• **Task brief**:
Repeat the data. Keep each line identical.

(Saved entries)
◇ ◇ ◇ ◇ ◇ ◇ ◇

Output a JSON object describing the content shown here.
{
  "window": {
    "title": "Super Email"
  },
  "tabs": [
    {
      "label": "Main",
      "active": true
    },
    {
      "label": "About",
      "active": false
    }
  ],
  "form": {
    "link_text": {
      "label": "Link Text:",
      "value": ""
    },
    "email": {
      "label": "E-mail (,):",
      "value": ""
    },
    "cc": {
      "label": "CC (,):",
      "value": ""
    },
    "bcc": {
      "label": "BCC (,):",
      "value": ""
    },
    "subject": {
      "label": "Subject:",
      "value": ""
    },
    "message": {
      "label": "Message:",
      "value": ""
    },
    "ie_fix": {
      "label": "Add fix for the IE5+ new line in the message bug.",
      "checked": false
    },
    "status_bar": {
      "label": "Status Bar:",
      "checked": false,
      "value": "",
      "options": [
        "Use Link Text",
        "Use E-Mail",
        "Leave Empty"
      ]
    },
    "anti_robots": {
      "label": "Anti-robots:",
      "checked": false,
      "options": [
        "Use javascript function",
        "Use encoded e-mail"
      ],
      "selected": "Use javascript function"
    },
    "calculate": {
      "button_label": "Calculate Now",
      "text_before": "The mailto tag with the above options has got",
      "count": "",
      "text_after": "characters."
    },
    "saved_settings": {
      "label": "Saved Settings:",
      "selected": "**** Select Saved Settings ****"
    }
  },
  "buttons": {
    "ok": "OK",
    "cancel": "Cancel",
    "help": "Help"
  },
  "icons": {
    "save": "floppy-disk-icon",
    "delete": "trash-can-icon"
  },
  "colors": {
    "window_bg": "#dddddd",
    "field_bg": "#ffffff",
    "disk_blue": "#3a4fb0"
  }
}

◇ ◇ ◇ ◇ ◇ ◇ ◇

• **Final answer**:
Output a JSON object describing the content shown here.
{
  "window": {
    "title": "Super Email"
  },
  "tabs": [
    {
      "label": "Main",
      "active": true
    },
    {
      "label": "About",
      "active": false
    }
  ],
  "form": {
    "link_text": {
      "label": "Link Text:",
      "value": ""
    },
    "email": {
      "label": "E-mail (,):",
      "value": ""
    },
    "cc": {
      "label": "CC (,):",
      "value": ""
    },
    "bcc": {
      "label": "BCC (,):",
      "value": ""
    },
    "subject": {
      "label": "Subject:",
      "value": ""
    },
    "message": {
      "label": "Message:",
      "value": ""
    },
    "ie_fix": {
      "label": "Add fix for the IE5+ new line in the message bug.",
      "checked": false
    },
    "status_bar": {
      "label": "Status Bar:",
      "checked": false,
      "value": "",
      "options": [
        "Use Link Text",
        "Use E-Mail",
        "Leave Empty"
      ]
    },
    "anti_robots": {
      "label": "Anti-robots:",
      "checked": false,
      "options": [
        "Use javascript function",
        "Use encoded e-mail"
      ],
      "selected": "Use javascript function"
    },
    "calculate": {
      "button_label": "Calculate Now",
      "text_before": "The mailto tag with the above options has got",
      "count": "",
      "text_after": "characters."
    },
    "saved_settings": {
      "label": "Saved Settings:",
      "selected": "**** Select Saved Settings ****"
    }
  },
  "buttons": {
    "ok": "OK",
    "cancel": "Cancel",
    "help": "Help"
  },
  "icons": {
    "save": "floppy-disk-icon",
    "delete": "trash-can-icon"
  },
  "colors": {
    "window_bg": "#dddddd",
    "field_bg": "#ffffff",
    "disk_blue": "#3a4fb0"
  }
}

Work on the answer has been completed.